* WHAT THE EXERCISE ASKS
Look for the word "Discount" in the entries and copy each line where it appears.
++++++++
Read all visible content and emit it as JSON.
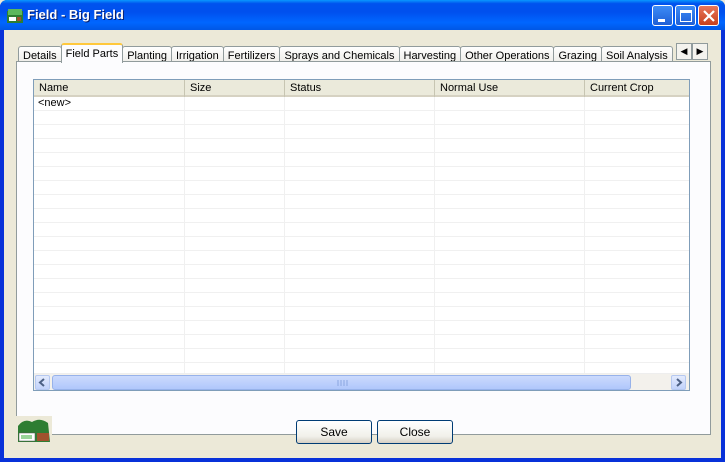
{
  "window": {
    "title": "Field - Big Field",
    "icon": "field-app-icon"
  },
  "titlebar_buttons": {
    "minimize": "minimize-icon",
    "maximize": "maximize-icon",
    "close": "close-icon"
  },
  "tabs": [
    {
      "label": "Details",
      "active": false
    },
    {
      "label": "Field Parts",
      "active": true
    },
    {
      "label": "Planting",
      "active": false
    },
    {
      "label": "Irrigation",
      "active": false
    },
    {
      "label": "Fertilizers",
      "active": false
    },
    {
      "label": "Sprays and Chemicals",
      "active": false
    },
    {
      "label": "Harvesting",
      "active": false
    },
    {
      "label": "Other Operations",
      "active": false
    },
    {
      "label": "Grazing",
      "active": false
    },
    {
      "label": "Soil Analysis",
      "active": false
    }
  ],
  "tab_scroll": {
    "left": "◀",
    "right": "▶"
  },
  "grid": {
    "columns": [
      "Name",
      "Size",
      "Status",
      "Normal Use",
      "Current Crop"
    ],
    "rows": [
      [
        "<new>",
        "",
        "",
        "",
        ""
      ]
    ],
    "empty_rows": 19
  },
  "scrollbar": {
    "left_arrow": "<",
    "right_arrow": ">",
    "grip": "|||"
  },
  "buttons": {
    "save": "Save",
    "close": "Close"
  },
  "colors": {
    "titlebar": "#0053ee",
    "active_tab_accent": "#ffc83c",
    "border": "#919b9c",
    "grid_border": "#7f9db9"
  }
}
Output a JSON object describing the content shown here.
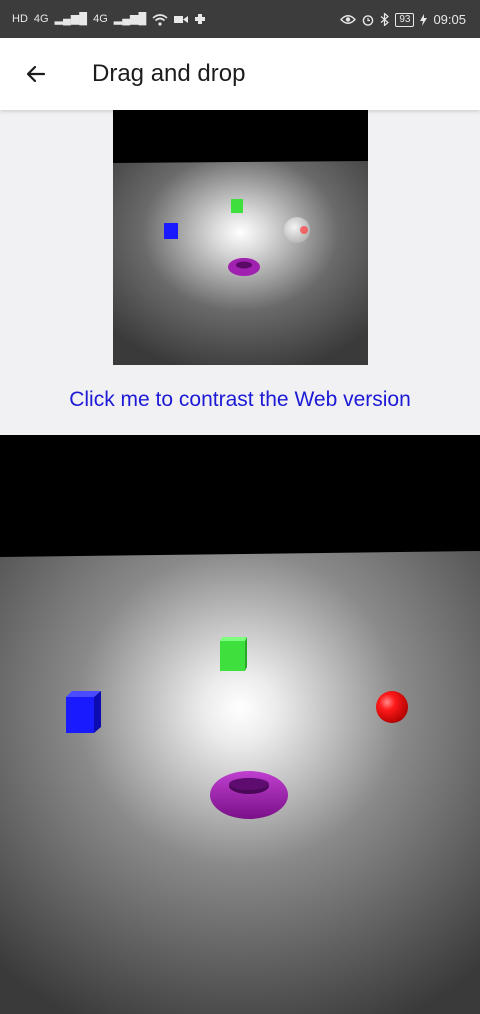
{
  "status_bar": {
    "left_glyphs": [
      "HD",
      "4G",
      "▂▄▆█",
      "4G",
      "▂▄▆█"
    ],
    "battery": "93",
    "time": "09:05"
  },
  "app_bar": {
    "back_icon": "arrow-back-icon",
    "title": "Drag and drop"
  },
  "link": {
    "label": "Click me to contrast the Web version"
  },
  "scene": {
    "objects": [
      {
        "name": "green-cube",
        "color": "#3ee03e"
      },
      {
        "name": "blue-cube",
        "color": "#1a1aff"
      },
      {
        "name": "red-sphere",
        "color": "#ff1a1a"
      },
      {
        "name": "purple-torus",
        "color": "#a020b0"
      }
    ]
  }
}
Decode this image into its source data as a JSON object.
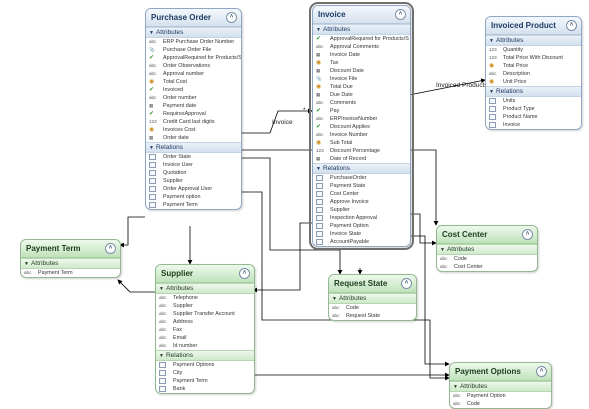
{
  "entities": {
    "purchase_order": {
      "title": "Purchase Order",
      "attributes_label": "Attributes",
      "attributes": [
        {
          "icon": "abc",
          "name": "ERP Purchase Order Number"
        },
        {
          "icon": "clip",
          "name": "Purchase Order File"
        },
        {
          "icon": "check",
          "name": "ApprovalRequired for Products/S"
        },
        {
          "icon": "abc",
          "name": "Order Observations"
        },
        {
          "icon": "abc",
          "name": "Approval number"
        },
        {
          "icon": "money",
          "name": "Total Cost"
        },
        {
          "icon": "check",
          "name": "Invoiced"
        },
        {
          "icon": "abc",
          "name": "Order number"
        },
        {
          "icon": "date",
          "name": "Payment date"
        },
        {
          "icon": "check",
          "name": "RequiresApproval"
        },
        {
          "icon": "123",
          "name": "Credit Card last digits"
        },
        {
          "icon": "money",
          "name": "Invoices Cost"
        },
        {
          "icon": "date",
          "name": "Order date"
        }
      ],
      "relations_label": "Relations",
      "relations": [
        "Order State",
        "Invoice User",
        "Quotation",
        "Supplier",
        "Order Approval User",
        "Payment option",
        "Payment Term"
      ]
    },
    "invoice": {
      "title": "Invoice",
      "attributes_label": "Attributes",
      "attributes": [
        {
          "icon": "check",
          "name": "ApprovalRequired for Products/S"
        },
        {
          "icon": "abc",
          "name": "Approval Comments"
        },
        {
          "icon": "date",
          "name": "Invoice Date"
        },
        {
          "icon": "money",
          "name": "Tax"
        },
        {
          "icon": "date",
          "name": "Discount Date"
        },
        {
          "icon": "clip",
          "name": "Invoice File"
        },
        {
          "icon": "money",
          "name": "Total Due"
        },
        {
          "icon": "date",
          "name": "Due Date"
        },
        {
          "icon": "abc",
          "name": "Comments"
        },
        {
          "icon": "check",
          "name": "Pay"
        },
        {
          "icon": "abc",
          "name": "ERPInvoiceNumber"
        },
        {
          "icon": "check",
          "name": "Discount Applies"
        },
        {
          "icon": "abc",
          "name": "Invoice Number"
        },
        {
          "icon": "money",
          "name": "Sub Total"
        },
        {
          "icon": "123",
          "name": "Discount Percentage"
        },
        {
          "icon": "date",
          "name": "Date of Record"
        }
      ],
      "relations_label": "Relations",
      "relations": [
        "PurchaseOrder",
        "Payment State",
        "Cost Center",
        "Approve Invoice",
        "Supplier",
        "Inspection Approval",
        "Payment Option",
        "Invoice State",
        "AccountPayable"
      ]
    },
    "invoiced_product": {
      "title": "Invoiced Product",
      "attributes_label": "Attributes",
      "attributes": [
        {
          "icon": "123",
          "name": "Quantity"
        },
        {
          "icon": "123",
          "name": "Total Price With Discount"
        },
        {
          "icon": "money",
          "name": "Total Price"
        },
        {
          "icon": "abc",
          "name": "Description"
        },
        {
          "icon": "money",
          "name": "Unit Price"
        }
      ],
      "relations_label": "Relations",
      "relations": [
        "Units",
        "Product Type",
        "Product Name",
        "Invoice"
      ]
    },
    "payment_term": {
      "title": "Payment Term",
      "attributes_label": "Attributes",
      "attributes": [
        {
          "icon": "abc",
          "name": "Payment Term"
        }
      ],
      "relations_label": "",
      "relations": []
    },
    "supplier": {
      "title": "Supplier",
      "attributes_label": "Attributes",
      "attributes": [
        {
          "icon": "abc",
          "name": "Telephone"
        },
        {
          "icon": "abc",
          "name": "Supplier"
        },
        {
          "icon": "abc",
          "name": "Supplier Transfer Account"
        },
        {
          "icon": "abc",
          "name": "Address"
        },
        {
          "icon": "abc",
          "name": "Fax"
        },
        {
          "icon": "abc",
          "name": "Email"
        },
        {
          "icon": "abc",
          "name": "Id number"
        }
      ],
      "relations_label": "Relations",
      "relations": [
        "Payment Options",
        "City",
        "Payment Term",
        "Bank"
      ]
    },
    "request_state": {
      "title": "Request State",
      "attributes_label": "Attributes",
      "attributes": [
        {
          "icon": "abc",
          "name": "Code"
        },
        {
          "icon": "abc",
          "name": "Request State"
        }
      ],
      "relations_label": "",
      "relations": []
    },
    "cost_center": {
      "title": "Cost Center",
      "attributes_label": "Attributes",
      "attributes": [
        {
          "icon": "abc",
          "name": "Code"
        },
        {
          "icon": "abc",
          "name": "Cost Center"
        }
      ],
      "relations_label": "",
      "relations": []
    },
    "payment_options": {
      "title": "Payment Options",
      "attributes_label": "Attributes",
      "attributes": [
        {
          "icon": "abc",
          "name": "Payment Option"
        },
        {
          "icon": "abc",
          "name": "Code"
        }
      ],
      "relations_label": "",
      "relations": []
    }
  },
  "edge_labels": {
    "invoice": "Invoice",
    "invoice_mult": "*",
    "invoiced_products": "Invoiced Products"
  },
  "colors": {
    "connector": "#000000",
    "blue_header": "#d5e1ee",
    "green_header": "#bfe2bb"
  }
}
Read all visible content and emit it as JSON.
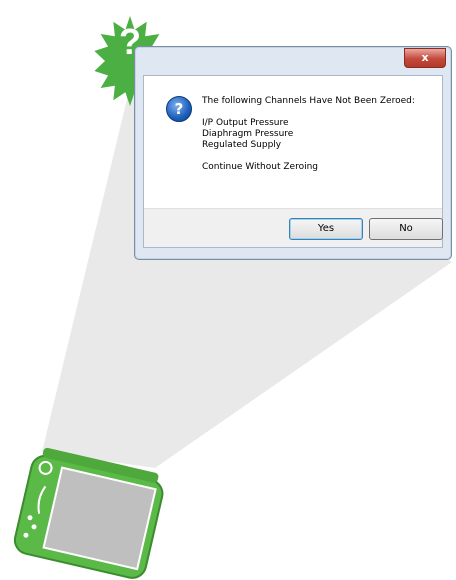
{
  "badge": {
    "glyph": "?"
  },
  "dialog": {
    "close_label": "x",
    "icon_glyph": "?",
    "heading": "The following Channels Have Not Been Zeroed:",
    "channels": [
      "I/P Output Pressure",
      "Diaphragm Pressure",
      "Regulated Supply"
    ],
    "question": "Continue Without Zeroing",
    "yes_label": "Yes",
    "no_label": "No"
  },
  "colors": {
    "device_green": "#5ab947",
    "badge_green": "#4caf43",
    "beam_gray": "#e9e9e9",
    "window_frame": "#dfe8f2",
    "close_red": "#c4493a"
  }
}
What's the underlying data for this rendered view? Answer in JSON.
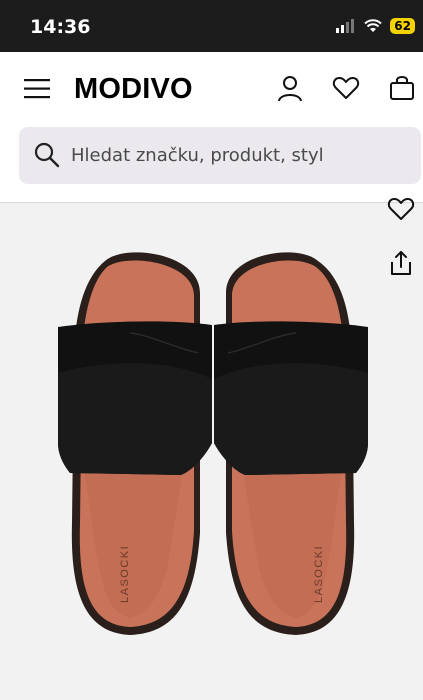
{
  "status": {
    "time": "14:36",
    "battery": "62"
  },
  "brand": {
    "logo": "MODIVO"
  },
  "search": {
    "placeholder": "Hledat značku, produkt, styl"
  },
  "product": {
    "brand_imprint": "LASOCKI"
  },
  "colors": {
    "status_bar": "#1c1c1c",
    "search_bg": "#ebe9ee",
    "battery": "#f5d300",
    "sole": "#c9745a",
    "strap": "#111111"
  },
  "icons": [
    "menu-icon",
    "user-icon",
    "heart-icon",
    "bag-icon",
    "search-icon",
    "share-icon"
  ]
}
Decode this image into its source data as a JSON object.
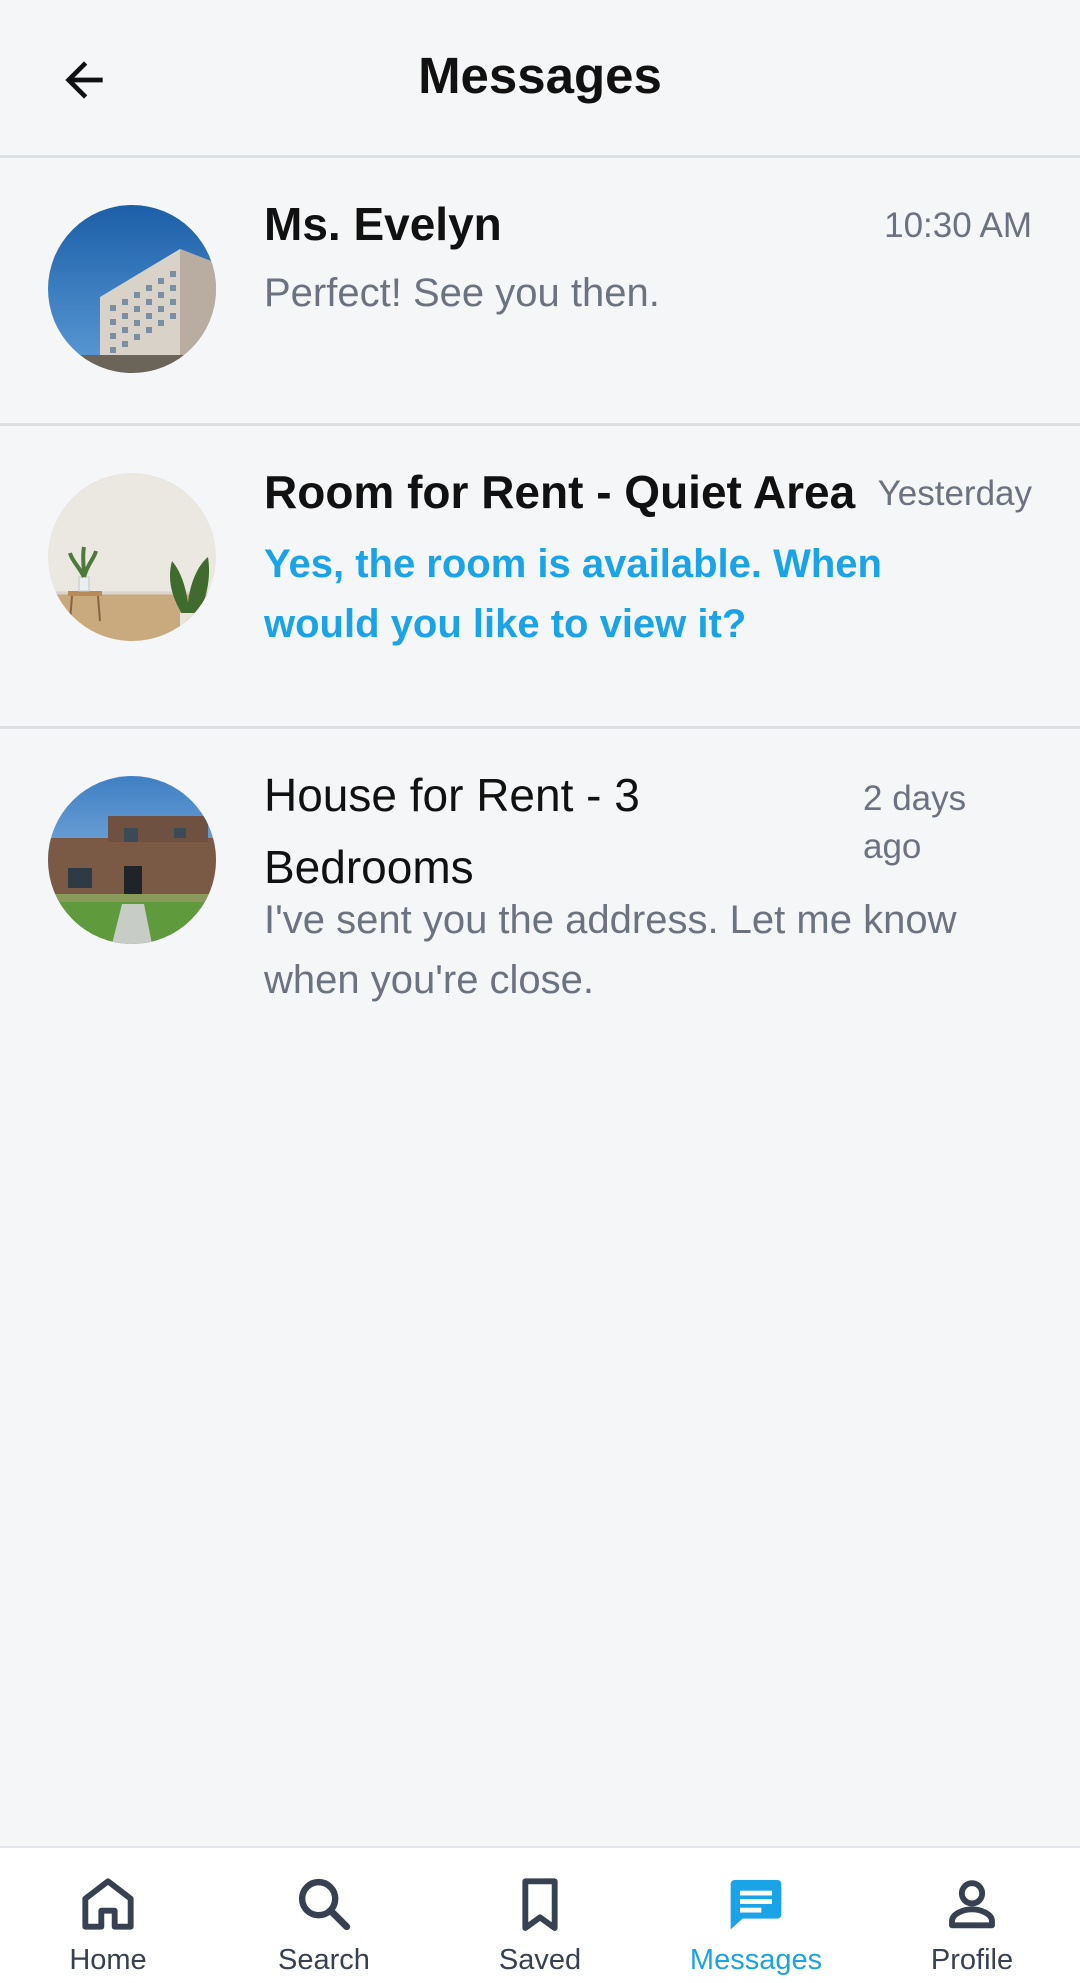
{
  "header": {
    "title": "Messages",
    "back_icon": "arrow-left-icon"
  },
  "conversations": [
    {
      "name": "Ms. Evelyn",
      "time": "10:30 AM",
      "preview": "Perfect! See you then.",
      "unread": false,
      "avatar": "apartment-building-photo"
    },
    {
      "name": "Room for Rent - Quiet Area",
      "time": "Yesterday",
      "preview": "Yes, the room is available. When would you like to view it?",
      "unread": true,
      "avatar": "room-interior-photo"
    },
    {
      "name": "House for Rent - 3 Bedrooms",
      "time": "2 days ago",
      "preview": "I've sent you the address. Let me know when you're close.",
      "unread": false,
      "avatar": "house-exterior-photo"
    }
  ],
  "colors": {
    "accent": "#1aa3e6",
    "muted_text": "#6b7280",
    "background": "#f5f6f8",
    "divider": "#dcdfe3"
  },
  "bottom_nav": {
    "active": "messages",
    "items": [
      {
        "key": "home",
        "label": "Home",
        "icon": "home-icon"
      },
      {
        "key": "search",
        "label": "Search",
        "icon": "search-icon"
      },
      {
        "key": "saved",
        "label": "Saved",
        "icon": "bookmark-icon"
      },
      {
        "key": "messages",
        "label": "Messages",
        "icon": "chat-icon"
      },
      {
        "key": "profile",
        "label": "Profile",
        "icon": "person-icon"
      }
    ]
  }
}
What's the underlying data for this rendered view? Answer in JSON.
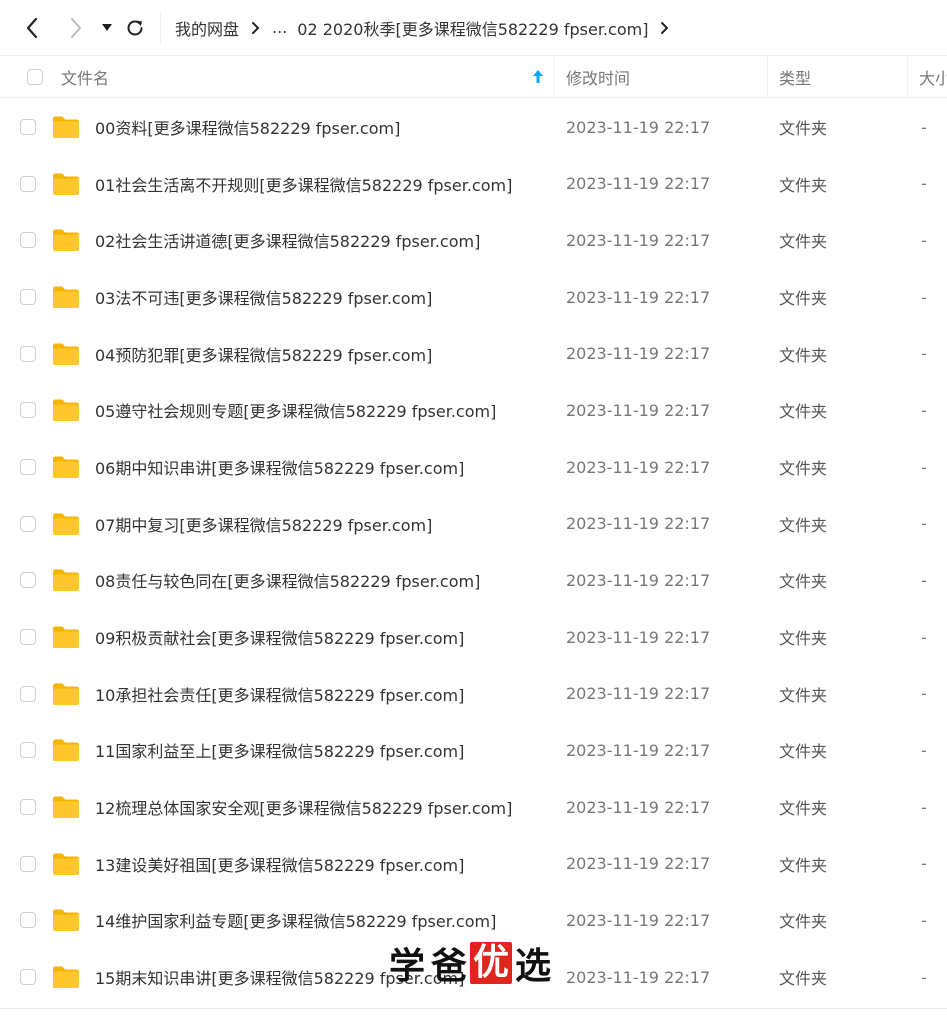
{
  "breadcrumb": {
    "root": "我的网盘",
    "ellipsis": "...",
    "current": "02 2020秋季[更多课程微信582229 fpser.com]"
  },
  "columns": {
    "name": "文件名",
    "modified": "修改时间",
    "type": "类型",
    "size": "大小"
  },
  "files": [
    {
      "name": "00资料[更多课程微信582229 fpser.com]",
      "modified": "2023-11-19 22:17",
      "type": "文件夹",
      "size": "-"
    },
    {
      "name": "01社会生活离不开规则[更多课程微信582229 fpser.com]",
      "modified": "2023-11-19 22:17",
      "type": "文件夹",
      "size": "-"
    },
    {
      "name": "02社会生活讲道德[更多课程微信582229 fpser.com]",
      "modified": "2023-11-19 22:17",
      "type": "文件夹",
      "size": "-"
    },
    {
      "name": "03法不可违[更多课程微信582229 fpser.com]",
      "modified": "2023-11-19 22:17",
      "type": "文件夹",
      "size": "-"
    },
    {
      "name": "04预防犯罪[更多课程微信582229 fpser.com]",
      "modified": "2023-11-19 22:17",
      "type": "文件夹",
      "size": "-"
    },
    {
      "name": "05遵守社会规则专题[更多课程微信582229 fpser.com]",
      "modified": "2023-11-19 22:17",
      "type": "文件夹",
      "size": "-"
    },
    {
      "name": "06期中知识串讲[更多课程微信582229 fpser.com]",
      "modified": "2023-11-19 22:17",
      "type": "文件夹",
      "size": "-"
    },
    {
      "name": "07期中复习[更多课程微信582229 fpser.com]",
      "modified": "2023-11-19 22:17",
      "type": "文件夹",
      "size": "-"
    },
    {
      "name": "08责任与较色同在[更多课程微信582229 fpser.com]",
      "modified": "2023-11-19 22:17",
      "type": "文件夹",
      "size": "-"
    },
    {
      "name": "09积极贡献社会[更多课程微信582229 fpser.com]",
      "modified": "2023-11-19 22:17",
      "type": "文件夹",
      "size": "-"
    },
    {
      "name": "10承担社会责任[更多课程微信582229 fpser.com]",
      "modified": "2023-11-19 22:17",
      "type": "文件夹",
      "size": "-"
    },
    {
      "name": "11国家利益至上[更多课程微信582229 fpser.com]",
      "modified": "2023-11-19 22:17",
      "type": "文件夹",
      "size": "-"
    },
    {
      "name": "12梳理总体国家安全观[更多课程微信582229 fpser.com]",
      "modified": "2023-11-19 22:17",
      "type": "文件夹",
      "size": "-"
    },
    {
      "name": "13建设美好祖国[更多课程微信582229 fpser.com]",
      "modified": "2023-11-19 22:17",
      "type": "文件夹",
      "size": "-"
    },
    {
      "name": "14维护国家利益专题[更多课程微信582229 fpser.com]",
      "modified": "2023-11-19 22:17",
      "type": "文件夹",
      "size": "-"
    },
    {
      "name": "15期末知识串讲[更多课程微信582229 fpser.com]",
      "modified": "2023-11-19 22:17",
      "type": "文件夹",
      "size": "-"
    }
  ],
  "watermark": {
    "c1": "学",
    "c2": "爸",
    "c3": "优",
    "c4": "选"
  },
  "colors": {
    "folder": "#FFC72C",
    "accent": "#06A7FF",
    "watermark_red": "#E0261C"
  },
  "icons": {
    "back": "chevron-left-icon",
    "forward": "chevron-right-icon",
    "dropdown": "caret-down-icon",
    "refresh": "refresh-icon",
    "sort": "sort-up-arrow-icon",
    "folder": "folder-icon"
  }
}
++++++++
* TASK OUTPUT
          "name": "Discount Date"
          "name": "Discount Applies"
          "name": "Discount Percentage"
          "name": "Total Price With Discount"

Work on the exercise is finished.